* Excerpted records:
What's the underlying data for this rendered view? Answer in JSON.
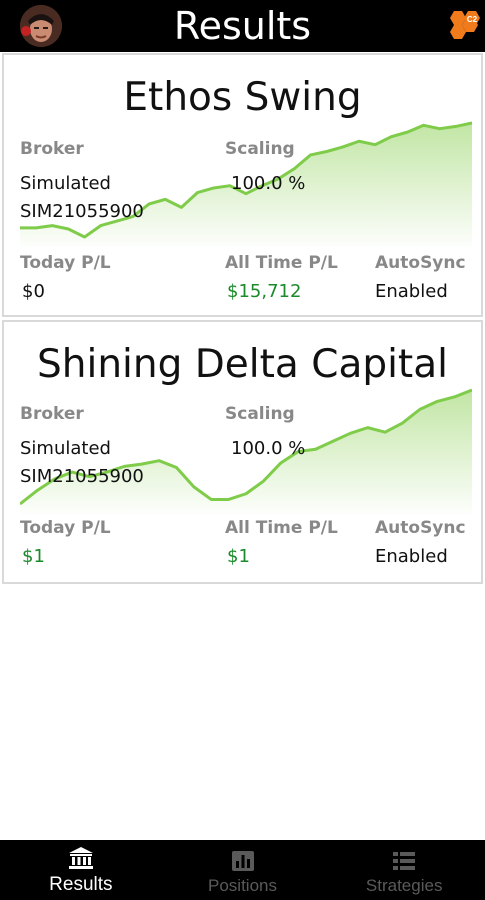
{
  "header": {
    "title": "Results"
  },
  "strategies": [
    {
      "name": "Ethos Swing",
      "broker_label": "Broker",
      "broker_value": "Simulated",
      "account": "SIM21055900",
      "scaling_label": "Scaling",
      "scaling_value": "100.0 %",
      "today_label": "Today P/L",
      "today_value": "$0",
      "alltime_label": "All Time P/L",
      "alltime_value": "$15,712",
      "autosync_label": "AutoSync",
      "autosync_value": "Enabled",
      "sparkline": [
        0.08,
        0.08,
        0.1,
        0.07,
        0.0,
        0.1,
        0.14,
        0.18,
        0.29,
        0.33,
        0.26,
        0.39,
        0.43,
        0.45,
        0.38,
        0.45,
        0.51,
        0.6,
        0.72,
        0.75,
        0.79,
        0.84,
        0.81,
        0.88,
        0.92,
        0.98,
        0.95,
        0.97,
        1.0
      ]
    },
    {
      "name": "Shining Delta Capital",
      "broker_label": "Broker",
      "broker_value": "Simulated",
      "account": "SIM21055900",
      "scaling_label": "Scaling",
      "scaling_value": "100.0 %",
      "today_label": "Today P/L",
      "today_value": "$1",
      "alltime_label": "All Time P/L",
      "alltime_value": "$1",
      "autosync_label": "AutoSync",
      "autosync_value": "Enabled",
      "sparkline": [
        0.0,
        0.12,
        0.22,
        0.28,
        0.24,
        0.28,
        0.33,
        0.35,
        0.38,
        0.32,
        0.15,
        0.04,
        0.04,
        0.09,
        0.2,
        0.36,
        0.46,
        0.48,
        0.55,
        0.62,
        0.67,
        0.63,
        0.71,
        0.83,
        0.9,
        0.94,
        1.0
      ]
    }
  ],
  "tabs": [
    {
      "label": "Results",
      "icon": "bank-icon",
      "active": true
    },
    {
      "label": "Positions",
      "icon": "bar-chart-icon",
      "active": false
    },
    {
      "label": "Strategies",
      "icon": "list-icon",
      "active": false
    }
  ]
}
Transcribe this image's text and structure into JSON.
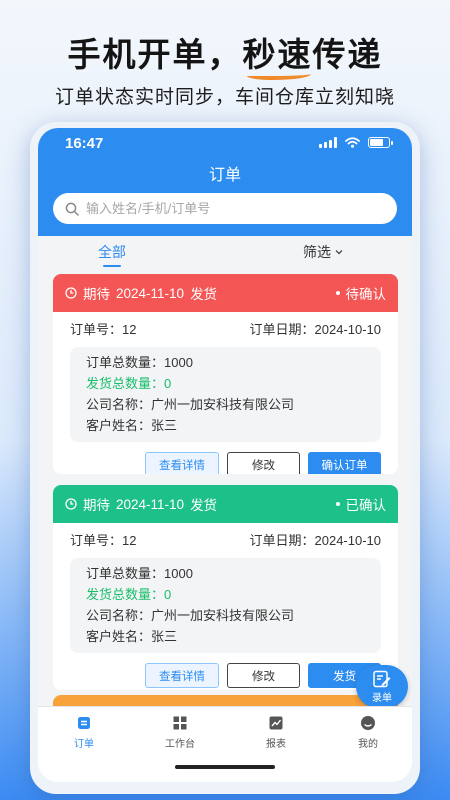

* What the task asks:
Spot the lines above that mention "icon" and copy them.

* Answer for this exercise:
      "icon": "bank-icon",
      "icon": "bar-chart-icon",
      "icon": "list-icon",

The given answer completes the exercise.